The Green Industry’s labor crisis is driving an increased need for autonomous robotic solutions. Scythe Robotics (“Scythe”) is answering that demand with the introduction of an all-electric, fully autonomous mower for commercial grade use.
This new technology also meets the call for more sustainable solutions which will empower the commercial landscape industry to further curtail the release of fossil fuel and noise emissions.
“To date, commercial landscape contractors haven’t had a technology partner who enables them to keep up with demand and to operate emissions-free. We are that partner,” said Jack Morrison, co-founder and CEO of Scythe, in a company press release.
“Our autonomous mower gives them the ability to grow their business, while staying green. It’s designed from the ground up to be an order of magnitude more reliable, more productive, and safer than any existing machine by incorporating state of the art autonomy with a rugged, all-electric design,” Morrison added.
According to Fred Haskett, veteran landscape consultant with The Harvest Group and Scythe advisor, this will be a gamechanger for the industry.
“Mowing sits at the center of a green industry labor crisis,” he says. “In full-service landscape management companies, mowing operations account for up to 40 percent of labor utilization.”
Safe and effective mowing
Green Industry veteran Fred Haskett is an advisor for Scythe.Scythe Robotics
The Scythe autonomous mower features eight HDR cameras and a suite of other sensors which will enable it to operate safely and respond to the presence of humans, animals, and other potential obstacles in its path. The machine also captures valuable property and mower performance data which will help landscape contractors to improve workflow, identify upsell opportunities, schedule more efficiently, and manage labor costs.
Haskett says that the fact that this mower is not a retrofit, but rather built from the ground, up, as a commercial mower is a differentiator. Haskett was brought on as an advisor three years ago and says that the robotics company has been listening closely that entire time as to what the industry needs.
“Scythe saw a need but came from outside of our industry,” Haskett explains. “I came on board to connect them to landscape professionals so that they could better understand their wants and needs. They were robotics experts but needed to better understand pattern cutting, quality of cut, deck size, how robust to build the deck, and many other industry specifics that would allow them to build a mower that met landscapers’ demands.”
Haskett says that Scythe has connected with all of the members of his peer groups—which are made up of landscaping companies from 2 to 50 million.

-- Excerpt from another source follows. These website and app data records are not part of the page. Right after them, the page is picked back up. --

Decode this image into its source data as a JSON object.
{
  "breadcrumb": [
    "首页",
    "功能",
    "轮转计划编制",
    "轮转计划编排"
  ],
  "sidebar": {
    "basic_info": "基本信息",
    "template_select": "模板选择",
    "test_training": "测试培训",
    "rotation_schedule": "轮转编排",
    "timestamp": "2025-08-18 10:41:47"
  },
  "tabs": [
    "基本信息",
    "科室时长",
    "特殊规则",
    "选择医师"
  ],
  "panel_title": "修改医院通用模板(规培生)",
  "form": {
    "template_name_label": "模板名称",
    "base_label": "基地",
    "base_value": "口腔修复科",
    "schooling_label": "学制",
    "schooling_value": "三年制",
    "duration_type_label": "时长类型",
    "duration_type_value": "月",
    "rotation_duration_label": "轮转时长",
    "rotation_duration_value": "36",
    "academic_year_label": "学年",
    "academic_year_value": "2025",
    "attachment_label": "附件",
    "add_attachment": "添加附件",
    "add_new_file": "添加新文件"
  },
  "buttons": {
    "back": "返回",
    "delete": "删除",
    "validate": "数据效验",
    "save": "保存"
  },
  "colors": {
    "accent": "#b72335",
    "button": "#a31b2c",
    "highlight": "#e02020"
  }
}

And they’ve sat with them and listened.
“It’s been a very detailed process,” he says. “But the end result is a mower that is going to fulfill industry needs.”
Scythe also announced its $13.8M in Series A funding, led by Inspired Capital with participation from existing investors True Ventures, Zigg Capital, and Lemnos, brining the company’s total funding to $18.6M. According to the company, the new investment will be used to grow their existing operations in Texas, Florida, and Colorado, expand with new customers, and accelerate development of future products that they expect to continue to impact efficiency and productivity, despite labor challenges.